Task.
In the listing, find every line that has the string "your" and copy it.

Exercise data.
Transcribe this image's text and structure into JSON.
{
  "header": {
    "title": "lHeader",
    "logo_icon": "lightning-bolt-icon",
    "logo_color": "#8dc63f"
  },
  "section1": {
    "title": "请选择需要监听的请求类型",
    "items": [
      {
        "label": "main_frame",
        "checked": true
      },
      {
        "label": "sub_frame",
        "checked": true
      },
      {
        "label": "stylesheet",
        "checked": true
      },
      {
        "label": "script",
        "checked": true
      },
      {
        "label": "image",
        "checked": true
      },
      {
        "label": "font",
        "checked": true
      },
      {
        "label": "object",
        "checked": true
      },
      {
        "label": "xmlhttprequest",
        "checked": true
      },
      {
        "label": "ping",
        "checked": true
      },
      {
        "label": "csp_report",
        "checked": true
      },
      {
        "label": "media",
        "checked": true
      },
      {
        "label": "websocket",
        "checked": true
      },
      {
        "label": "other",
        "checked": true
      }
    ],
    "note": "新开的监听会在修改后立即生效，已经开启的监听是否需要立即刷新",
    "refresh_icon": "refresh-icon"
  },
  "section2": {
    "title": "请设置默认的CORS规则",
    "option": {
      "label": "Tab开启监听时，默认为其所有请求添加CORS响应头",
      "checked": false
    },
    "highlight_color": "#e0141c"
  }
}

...

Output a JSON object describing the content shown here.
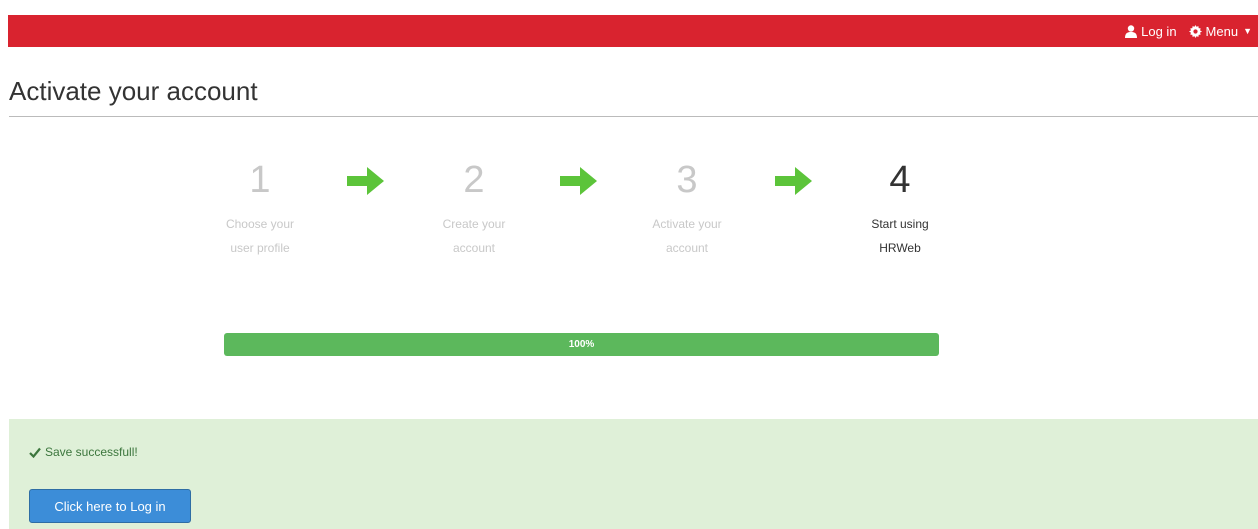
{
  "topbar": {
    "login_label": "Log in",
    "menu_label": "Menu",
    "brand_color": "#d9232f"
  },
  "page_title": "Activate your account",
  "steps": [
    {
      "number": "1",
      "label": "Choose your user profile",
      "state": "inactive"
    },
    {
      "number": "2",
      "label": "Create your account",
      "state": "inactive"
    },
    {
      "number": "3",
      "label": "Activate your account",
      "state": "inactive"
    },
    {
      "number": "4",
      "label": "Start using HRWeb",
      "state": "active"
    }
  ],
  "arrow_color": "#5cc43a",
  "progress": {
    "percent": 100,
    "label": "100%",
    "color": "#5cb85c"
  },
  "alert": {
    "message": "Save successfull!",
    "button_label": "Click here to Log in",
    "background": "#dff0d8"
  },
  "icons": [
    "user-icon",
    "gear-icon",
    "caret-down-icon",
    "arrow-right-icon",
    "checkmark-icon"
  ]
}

Solution to this problem.
  "page_title": "Activate your account",
      "label": "Choose your user profile",
      "label": "Create your account",
      "label": "Activate your account",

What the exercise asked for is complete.